_WHAT YOU NEED TO DO_: Write out each record below exactly, without pictures.

>>>

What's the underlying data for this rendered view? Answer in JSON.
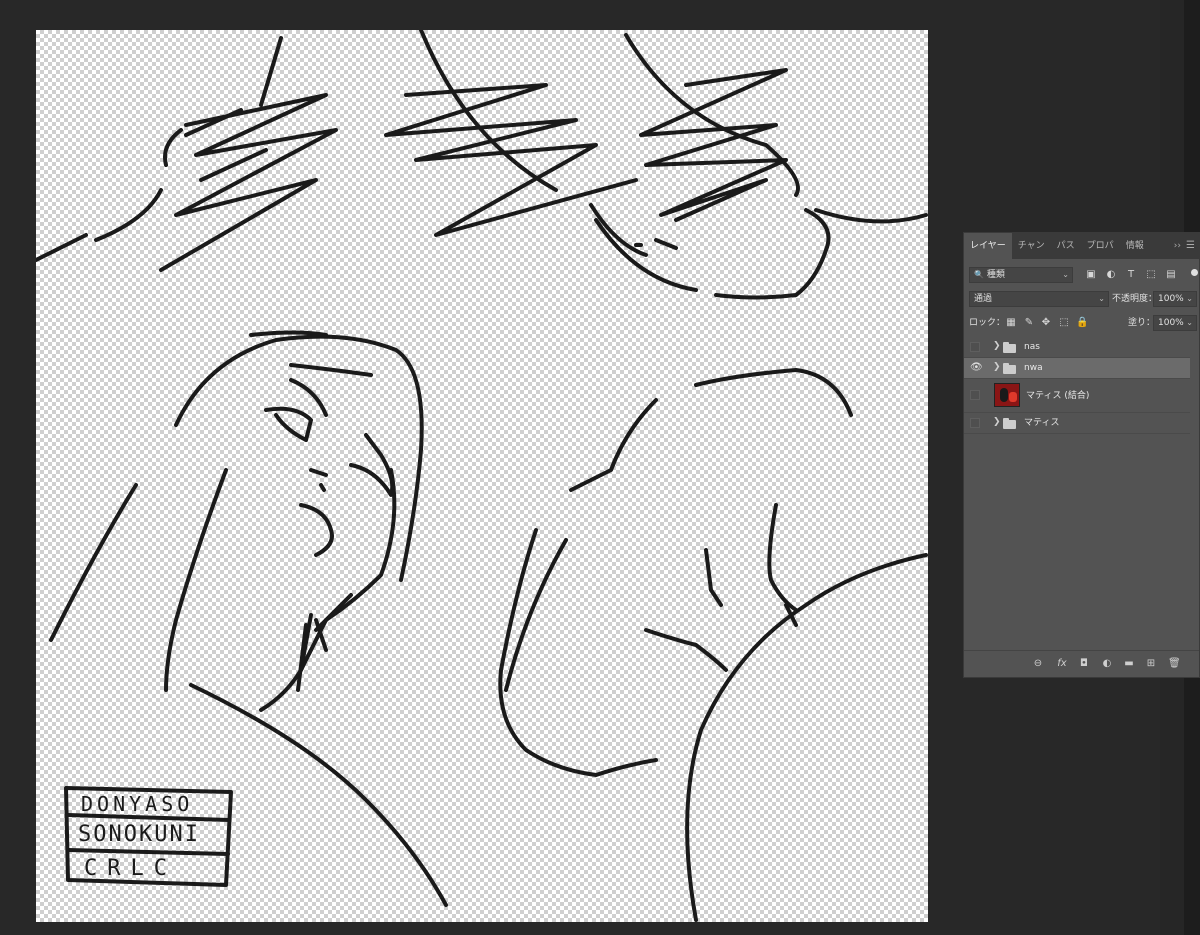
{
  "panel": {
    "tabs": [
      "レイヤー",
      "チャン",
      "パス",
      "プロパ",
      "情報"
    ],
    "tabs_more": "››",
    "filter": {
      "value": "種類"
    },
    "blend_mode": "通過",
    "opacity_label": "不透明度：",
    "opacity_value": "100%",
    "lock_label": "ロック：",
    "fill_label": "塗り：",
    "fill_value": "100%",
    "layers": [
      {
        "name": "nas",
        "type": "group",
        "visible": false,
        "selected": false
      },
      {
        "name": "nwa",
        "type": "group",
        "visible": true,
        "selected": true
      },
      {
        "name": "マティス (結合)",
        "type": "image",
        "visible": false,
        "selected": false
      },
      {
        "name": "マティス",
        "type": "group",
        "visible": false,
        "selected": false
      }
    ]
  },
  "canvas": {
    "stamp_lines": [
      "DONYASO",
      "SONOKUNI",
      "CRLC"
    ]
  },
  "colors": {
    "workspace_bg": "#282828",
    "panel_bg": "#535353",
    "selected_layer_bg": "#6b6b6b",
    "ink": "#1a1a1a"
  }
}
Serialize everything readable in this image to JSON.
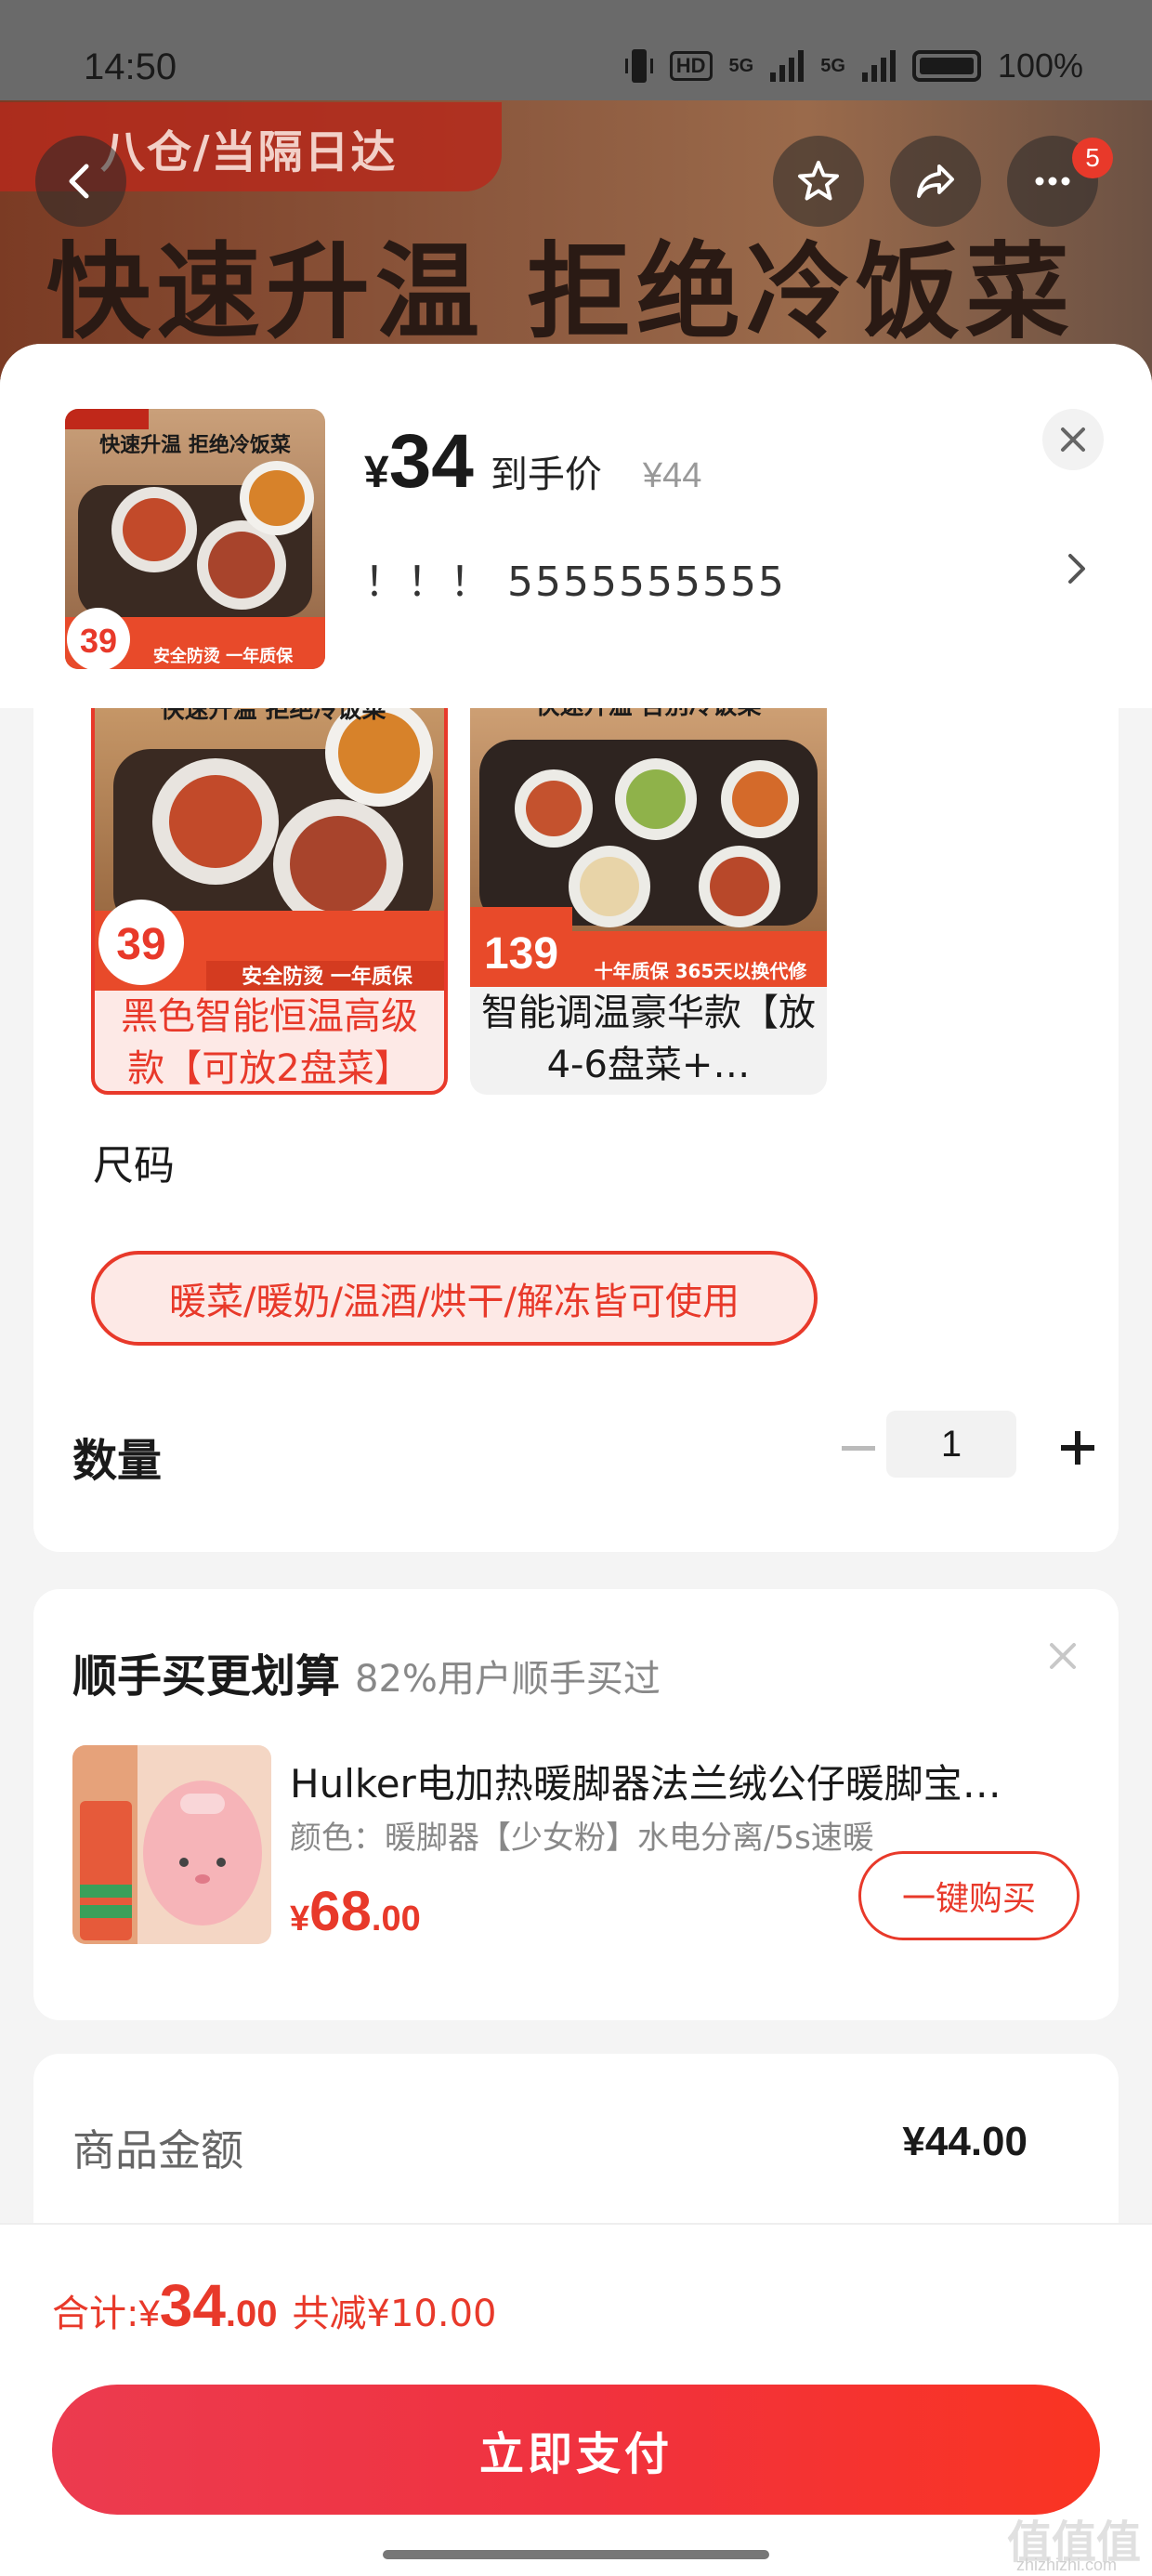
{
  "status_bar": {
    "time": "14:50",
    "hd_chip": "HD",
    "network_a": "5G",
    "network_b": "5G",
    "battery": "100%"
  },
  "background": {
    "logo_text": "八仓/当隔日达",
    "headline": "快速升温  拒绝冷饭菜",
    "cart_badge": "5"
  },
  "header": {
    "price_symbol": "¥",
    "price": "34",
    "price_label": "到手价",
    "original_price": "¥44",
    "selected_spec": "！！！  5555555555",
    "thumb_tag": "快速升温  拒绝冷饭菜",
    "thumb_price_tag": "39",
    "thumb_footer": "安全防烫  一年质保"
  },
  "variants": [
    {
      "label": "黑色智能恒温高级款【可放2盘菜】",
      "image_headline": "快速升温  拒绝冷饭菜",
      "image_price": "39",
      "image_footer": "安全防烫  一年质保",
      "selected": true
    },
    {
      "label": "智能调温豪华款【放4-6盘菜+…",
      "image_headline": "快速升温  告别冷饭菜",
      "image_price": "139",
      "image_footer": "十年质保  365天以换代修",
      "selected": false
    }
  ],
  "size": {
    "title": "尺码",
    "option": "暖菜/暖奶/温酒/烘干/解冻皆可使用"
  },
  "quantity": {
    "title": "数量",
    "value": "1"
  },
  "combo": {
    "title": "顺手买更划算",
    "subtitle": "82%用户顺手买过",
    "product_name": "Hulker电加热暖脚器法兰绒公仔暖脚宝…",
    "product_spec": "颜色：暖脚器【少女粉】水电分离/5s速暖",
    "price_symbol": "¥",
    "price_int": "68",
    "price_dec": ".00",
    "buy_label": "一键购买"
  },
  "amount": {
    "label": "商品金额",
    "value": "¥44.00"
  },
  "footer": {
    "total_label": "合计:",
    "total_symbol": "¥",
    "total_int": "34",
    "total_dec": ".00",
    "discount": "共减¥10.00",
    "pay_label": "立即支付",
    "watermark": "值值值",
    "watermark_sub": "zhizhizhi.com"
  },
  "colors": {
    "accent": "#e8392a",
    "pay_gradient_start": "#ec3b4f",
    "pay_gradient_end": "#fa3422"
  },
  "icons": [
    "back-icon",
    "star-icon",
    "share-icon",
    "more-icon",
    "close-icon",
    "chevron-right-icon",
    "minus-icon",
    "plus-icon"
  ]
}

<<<

_YOUR RESPONSE_:
What's the underlying data for this rendered view? Answer in JSON.
{
  "panel": {
    "tabs": [
      "レイヤー",
      "チャン",
      "パス",
      "プロパ",
      "情報"
    ],
    "tabs_more": "››",
    "filter": {
      "value": "種類"
    },
    "blend_mode": "通過",
    "opacity_label": "不透明度：",
    "opacity_value": "100%",
    "lock_label": "ロック：",
    "fill_label": "塗り：",
    "fill_value": "100%",
    "layers": [
      {
        "name": "nas",
        "type": "group",
        "visible": false,
        "selected": false
      },
      {
        "name": "nwa",
        "type": "group",
        "visible": true,
        "selected": true
      },
      {
        "name": "マティス (結合)",
        "type": "image",
        "visible": false,
        "selected": false
      },
      {
        "name": "マティス",
        "type": "group",
        "visible": false,
        "selected": false
      }
    ]
  },
  "canvas": {
    "stamp_lines": [
      "DONYASO",
      "SONOKUNI",
      "CRLC"
    ]
  },
  "colors": {
    "workspace_bg": "#282828",
    "panel_bg": "#535353",
    "selected_layer_bg": "#6b6b6b",
    "ink": "#1a1a1a"
  }
}
Serialize everything readable in this image to JSON.
{
  "status_bar": {
    "time": "14:50",
    "hd_chip": "HD",
    "network_a": "5G",
    "network_b": "5G",
    "battery": "100%"
  },
  "background": {
    "logo_text": "八仓/当隔日达",
    "headline": "快速升温  拒绝冷饭菜",
    "cart_badge": "5"
  },
  "header": {
    "price_symbol": "¥",
    "price": "34",
    "price_label": "到手价",
    "original_price": "¥44",
    "selected_spec": "！！！  5555555555",
    "thumb_tag": "快速升温  拒绝冷饭菜",
    "thumb_price_tag": "39",
    "thumb_footer": "安全防烫  一年质保"
  },
  "variants": [
    {
      "label": "黑色智能恒温高级款【可放2盘菜】",
      "image_headline": "快速升温  拒绝冷饭菜",
      "image_price": "39",
      "image_footer": "安全防烫  一年质保",
      "selected": true
    },
    {
      "label": "智能调温豪华款【放4-6盘菜+…",
      "image_headline": "快速升温  告别冷饭菜",
      "image_price": "139",
      "image_footer": "十年质保  365天以换代修",
      "selected": false
    }
  ],
  "size": {
    "title": "尺码",
    "option": "暖菜/暖奶/温酒/烘干/解冻皆可使用"
  },
  "quantity": {
    "title": "数量",
    "value": "1"
  },
  "combo": {
    "title": "顺手买更划算",
    "subtitle": "82%用户顺手买过",
    "product_name": "Hulker电加热暖脚器法兰绒公仔暖脚宝…",
    "product_spec": "颜色：暖脚器【少女粉】水电分离/5s速暖",
    "price_symbol": "¥",
    "price_int": "68",
    "price_dec": ".00",
    "buy_label": "一键购买"
  },
  "amount": {
    "label": "商品金额",
    "value": "¥44.00"
  },
  "footer": {
    "total_label": "合计:",
    "total_symbol": "¥",
    "total_int": "34",
    "total_dec": ".00",
    "discount": "共减¥10.00",
    "pay_label": "立即支付",
    "watermark": "值值值",
    "watermark_sub": "zhizhizhi.com"
  },
  "colors": {
    "accent": "#e8392a",
    "pay_gradient_start": "#ec3b4f",
    "pay_gradient_end": "#fa3422"
  },
  "icons": [
    "back-icon",
    "star-icon",
    "share-icon",
    "more-icon",
    "close-icon",
    "chevron-right-icon",
    "minus-icon",
    "plus-icon"
  ]
}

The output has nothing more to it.